carby heat, carby heat, so I pulled carby heat on and that helped quite
lot, with the engine finally regaining full power. Whew, that was
close, let me tell you!
Then mate, you'll never guess what happened next! As luck would have
that height we flew into a massive dust cloud caused by the cattle and
suddenly went I.F. bloody R, mate. BJ, you would've been bloody proud
as I didn't panic once, not once, but I did make a mental note to
an instrument rating as soon as me gyro is repaired (something I've
meaning to do for a while now).
Suddenly Ron's elongated neck and bulging eyes reappeared. His mouth
opened wide, very wide, but no sound emerged. "Take it easy mate," I
him. "we’ll be out of this shit in a minute." Sure enough, about a
later we emerge; still straight and level and still at 50 feet.
was surprised to notice that we were upside down, and I kept thinking
myself "Shit I hope Ron didn't notice that I had forgotten to set the
when we were taxying."
This minor tribulation forced me to fly to a
valley in which I had to do a half roll to get upright again, and that

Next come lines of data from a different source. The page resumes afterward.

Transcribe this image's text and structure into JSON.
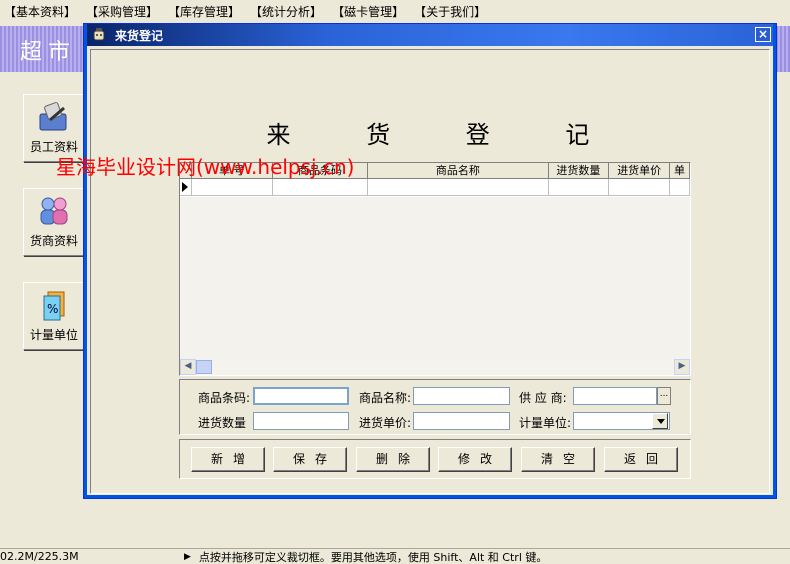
{
  "menubar": {
    "items": [
      "【基本资料】",
      "【采购管理】",
      "【库存管理】",
      "【统计分析】",
      "【磁卡管理】",
      "【关于我们】"
    ]
  },
  "background": {
    "title": "超市"
  },
  "sidebar": {
    "buttons": [
      {
        "label": "员工资料",
        "icon": "employee-icon"
      },
      {
        "label": "货商资料",
        "icon": "supplier-icon"
      },
      {
        "label": "计量单位",
        "icon": "unit-icon"
      }
    ]
  },
  "window": {
    "title": "来货登记",
    "close_label": "×"
  },
  "form": {
    "title": "来 货 登 记"
  },
  "grid": {
    "columns": [
      "",
      "单  号",
      "商品条码",
      "商品名称",
      "进货数量",
      "进货单价",
      "单"
    ]
  },
  "fields": {
    "barcode_label": "商品条码:",
    "name_label": "商品名称:",
    "supplier_label": "供 应 商:",
    "qty_label": "进货数量",
    "price_label": "进货单价:",
    "unit_label": "计量单位:",
    "ellipsis": "..."
  },
  "buttons": {
    "add": "新增",
    "save": "保存",
    "delete": "删除",
    "modify": "修改",
    "clear": "清空",
    "back": "返回"
  },
  "watermark": "星海毕业设计网(www.helpsj.cn)",
  "status": {
    "memory": "02.2M/225.3M",
    "tip": "点按并拖移可定义裁切框。要用其他选项，使用 Shift、Alt 和 Ctrl 键。"
  },
  "colors": {
    "titlebar": "#0055E5",
    "watermark": "#FF0000",
    "face": "#ECE9D8"
  }
}
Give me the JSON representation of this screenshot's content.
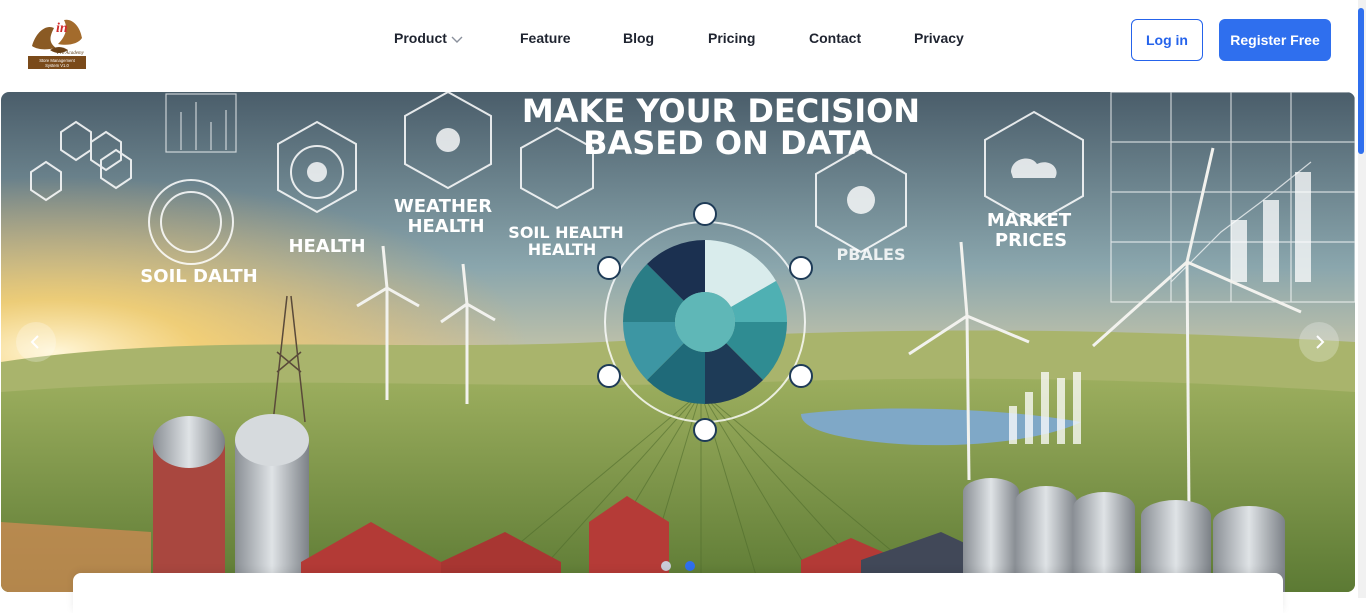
{
  "logo": {
    "icon": "eagle-logo-icon",
    "mark": "in",
    "tagline": "Pro Academy",
    "caption_line1": "Store Management",
    "caption_line2": "System V1.0"
  },
  "nav": {
    "items": [
      {
        "label": "Product",
        "has_dropdown": true
      },
      {
        "label": "Feature"
      },
      {
        "label": "Blog"
      },
      {
        "label": "Pricing"
      },
      {
        "label": "Contact"
      },
      {
        "label": "Privacy"
      }
    ]
  },
  "auth": {
    "login_label": "Log in",
    "register_label": "Register Free"
  },
  "banner": {
    "headline_line1": "MAKE YOUR DECISION",
    "headline_line2": "BASED ON DATA",
    "labels": {
      "soil_dalth": "SOIL DALTH",
      "health": "HEALTH",
      "weather_line1": "WEATHER",
      "weather_line2": "HEALTH",
      "soil_health_line1": "SOIL HEALTH",
      "soil_health_line2": "HEALTH",
      "pbales": "PBALES",
      "market_line1": "MARKET",
      "market_line2": "PRICES"
    },
    "active_slide": 2,
    "slide_count": 2
  },
  "colors": {
    "primary": "#2f6fee",
    "text": "#1f2430",
    "dot_inactive": "#c9cdd8",
    "dot_active": "#2f6fee"
  }
}
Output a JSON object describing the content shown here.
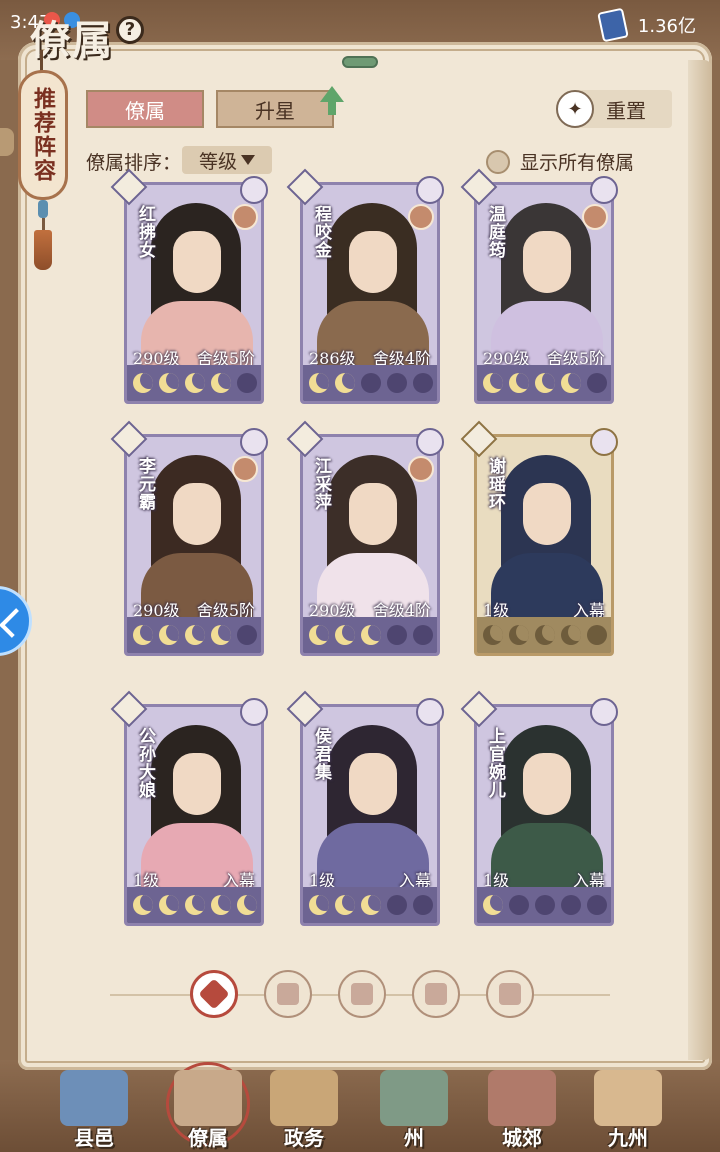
{
  "status": {
    "time": "3:47",
    "currency": "1.36亿"
  },
  "header": {
    "title": "僚属",
    "help": "?"
  },
  "recommend_tag": "推荐阵容",
  "tabs": [
    {
      "label": "僚属",
      "active": true
    },
    {
      "label": "升星",
      "active": false
    }
  ],
  "reset_label": "重置",
  "sort": {
    "label": "僚属排序：",
    "value": "等级"
  },
  "show_all_label": "显示所有僚属",
  "cards": [
    {
      "name": "红拂女",
      "level": "290级",
      "rank": "舍级5阶",
      "moons": 4,
      "frame": "purple",
      "hair": "#2b2420",
      "body": "#e7b5ae",
      "partner": true
    },
    {
      "name": "程咬金",
      "level": "286级",
      "rank": "舍级4阶",
      "moons": 2,
      "frame": "purple",
      "hair": "#3a2d22",
      "body": "#8a6a4e",
      "partner": true
    },
    {
      "name": "温庭筠",
      "level": "290级",
      "rank": "舍级5阶",
      "moons": 4,
      "frame": "purple",
      "hair": "#3a3636",
      "body": "#cfc0e0",
      "partner": true
    },
    {
      "name": "李元霸",
      "level": "290级",
      "rank": "舍级5阶",
      "moons": 4,
      "frame": "purple",
      "hair": "#3c2a22",
      "body": "#7b5a42",
      "partner": true
    },
    {
      "name": "江采萍",
      "level": "290级",
      "rank": "舍级4阶",
      "moons": 3,
      "frame": "purple",
      "hair": "#3c2e28",
      "body": "#f0e2ea",
      "partner": true
    },
    {
      "name": "谢瑶环",
      "level": "1级",
      "rank": "入幕",
      "moons": 4,
      "frame": "gold",
      "hair": "#2c3552",
      "body": "#2d3a5c",
      "partner": false
    },
    {
      "name": "公孙大娘",
      "level": "1级",
      "rank": "入幕",
      "moons": 5,
      "frame": "purple",
      "hair": "#2b2420",
      "body": "#e7a9b3",
      "partner": false
    },
    {
      "name": "侯君集",
      "level": "1级",
      "rank": "入幕",
      "moons": 3,
      "frame": "purple",
      "hair": "#2e2632",
      "body": "#6f6aa0",
      "partner": false
    },
    {
      "name": "上官婉儿",
      "level": "1级",
      "rank": "入幕",
      "moons": 1,
      "frame": "purple",
      "hair": "#2b3230",
      "body": "#3d5a48",
      "partner": false
    }
  ],
  "filters": [
    "all",
    "faction-1",
    "faction-2",
    "faction-3",
    "faction-4"
  ],
  "nav": [
    {
      "label": "县邑",
      "active": false,
      "color": "#6d8fb8"
    },
    {
      "label": "僚属",
      "active": true,
      "color": "#c8a98a"
    },
    {
      "label": "政务",
      "active": false,
      "color": "#c9a677"
    },
    {
      "label": "州",
      "active": false,
      "color": "#7f9a86"
    },
    {
      "label": "城郊",
      "active": false,
      "color": "#b07a6a"
    },
    {
      "label": "九州",
      "active": false,
      "color": "#d8b88f"
    }
  ]
}
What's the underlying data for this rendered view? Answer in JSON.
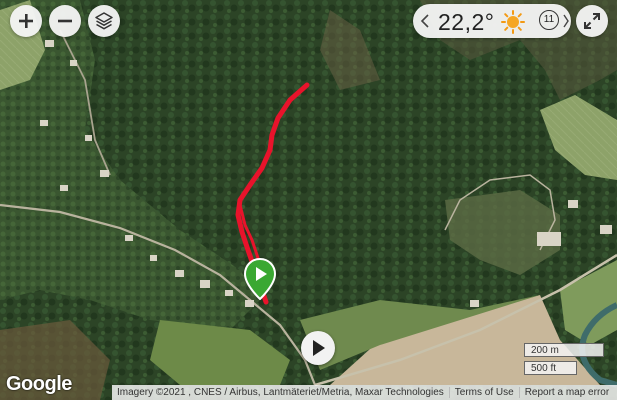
{
  "weather": {
    "temperature": "22,2°",
    "uv_index": "11",
    "icon": "sun-icon"
  },
  "map": {
    "logo": "Google",
    "attribution": "Imagery ©2021 , CNES / Airbus, Lantmäteriet/Metria, Maxar Technologies",
    "terms": "Terms of Use",
    "report": "Report a map error",
    "scale_metric": "200 m",
    "scale_imperial": "500 ft"
  },
  "colors": {
    "route": "#e8132b",
    "start_marker": "#3aa832"
  }
}
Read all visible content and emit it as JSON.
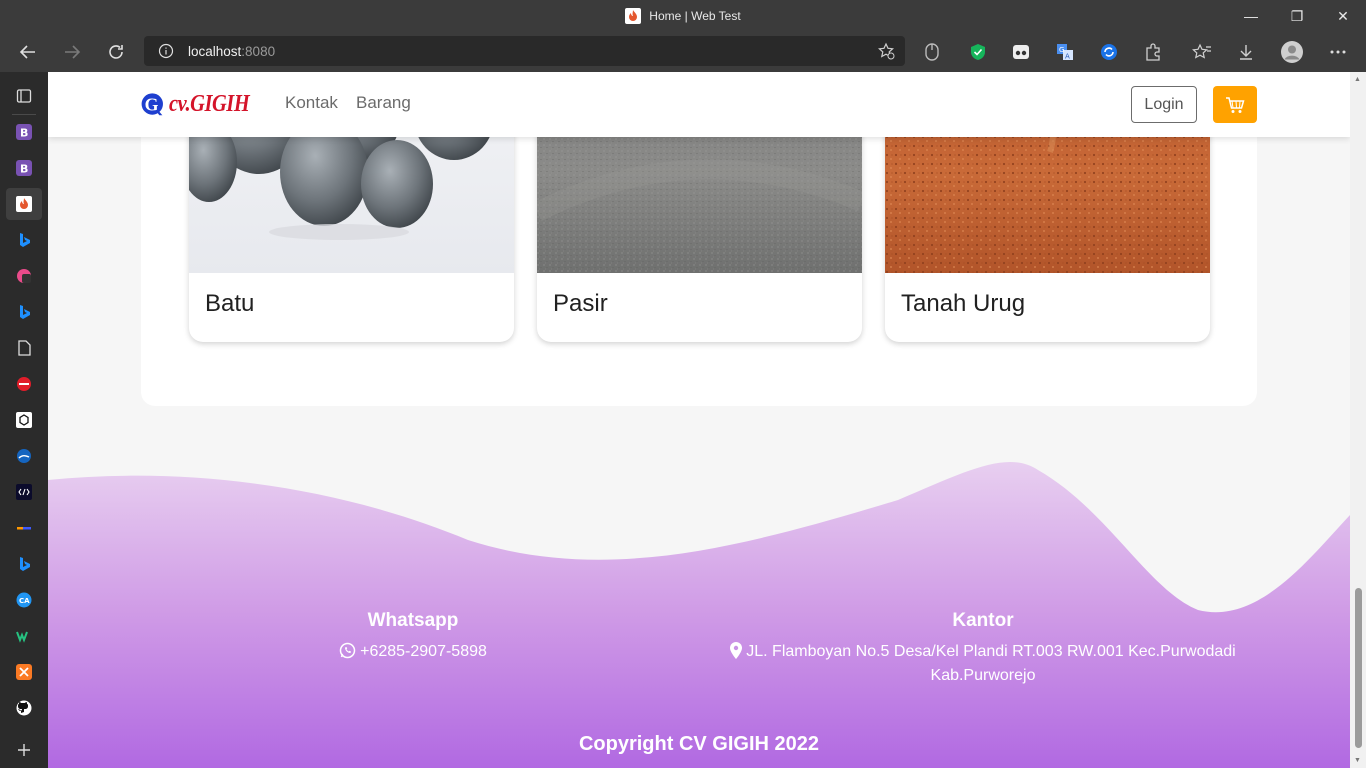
{
  "browser": {
    "tab_title": "Home | Web Test",
    "address_host": "localhost",
    "address_port": ":8080"
  },
  "site": {
    "brand": "cv.GIGIH",
    "nav": [
      "Kontak",
      "Barang"
    ],
    "login_label": "Login"
  },
  "products": [
    {
      "name": "Batu"
    },
    {
      "name": "Pasir"
    },
    {
      "name": "Tanah Urug"
    }
  ],
  "footer": {
    "whatsapp_heading": "Whatsapp",
    "whatsapp_number": "+6285-2907-5898",
    "office_heading": "Kantor",
    "office_address_line1": "JL. Flamboyan No.5 Desa/Kel Plandi RT.003 RW.001 Kec.Purwodadi",
    "office_address_line2": "Kab.Purworejo",
    "copyright": "Copyright CV GIGIH 2022"
  },
  "colors": {
    "cart_button": "#ffa200",
    "footer_gradient_top": "#e5c6ee",
    "footer_gradient_bottom": "#b169e2",
    "brand_red": "#d4142a",
    "brand_blue": "#1e3fcf"
  }
}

fair dinkum too.
By now the main herd had divided into two groups leaving a little
strip between them. "Ah!," I thought, "there's an omen. We'll land
Knowing that the tyre problem demanded a slow approach, I flew a couple
steep turns with full flap. Soon the stall warning horn was blaring so
in me ear that I cut its circuit breaker to shut it up, but by then I
we were slow enough anyway. I turned steeply onto a 75 foot final and
her down with a real thud. Strangely enough, I had always thought you
only ground loop in a tail dragger but, as usual, I was proved wrong
Halfway through our third loop Ron at last recovered his sense of
Talk about laugh. I've never seen the likes of it; he couldn't stop.
finally rolled to a halt and I released the calves, who bolted out of
aircraft like there was no tomorrow.
I then began picking clumps of dry grass. Between gut wrenching fits of
laughter Ron asked what I was doing. I explained that we had to stuff
port tyre with grass so we could fly back to the homestead.
It was then
Ron really lost the plot and started running away from the aircraft.
Can you believe it?
The last time I saw him he was off into the distance, arms flailing in
air and still shrieking with laughter. I later heard that he had been
confined to a psychiatric institution "poor bastard!
Anyhow, mate, that's enough about Ron.
The problem is I just got a
from CASA withdrawing, as they put it, my privileges to fly; until I
undergone a complete pilot training course again and undertaken another
flight proficiency test. Now I admit that I made a mistake in taxiing
the wheel chock and not setting the QNH using strip elevation, but I
see what else I did that was so bloody bad that they have to withdraw
flamin licence. Can you?
Anyhow mate, the reason for writing to you is to ask if you know any
instructors who would be willing to come out the station for about 2
to help get me back up to speed. I'll pay them good money while they're
and they won't have to worry about paying for food or accommodation.
Looking forward to your response. Until then, take care, mate.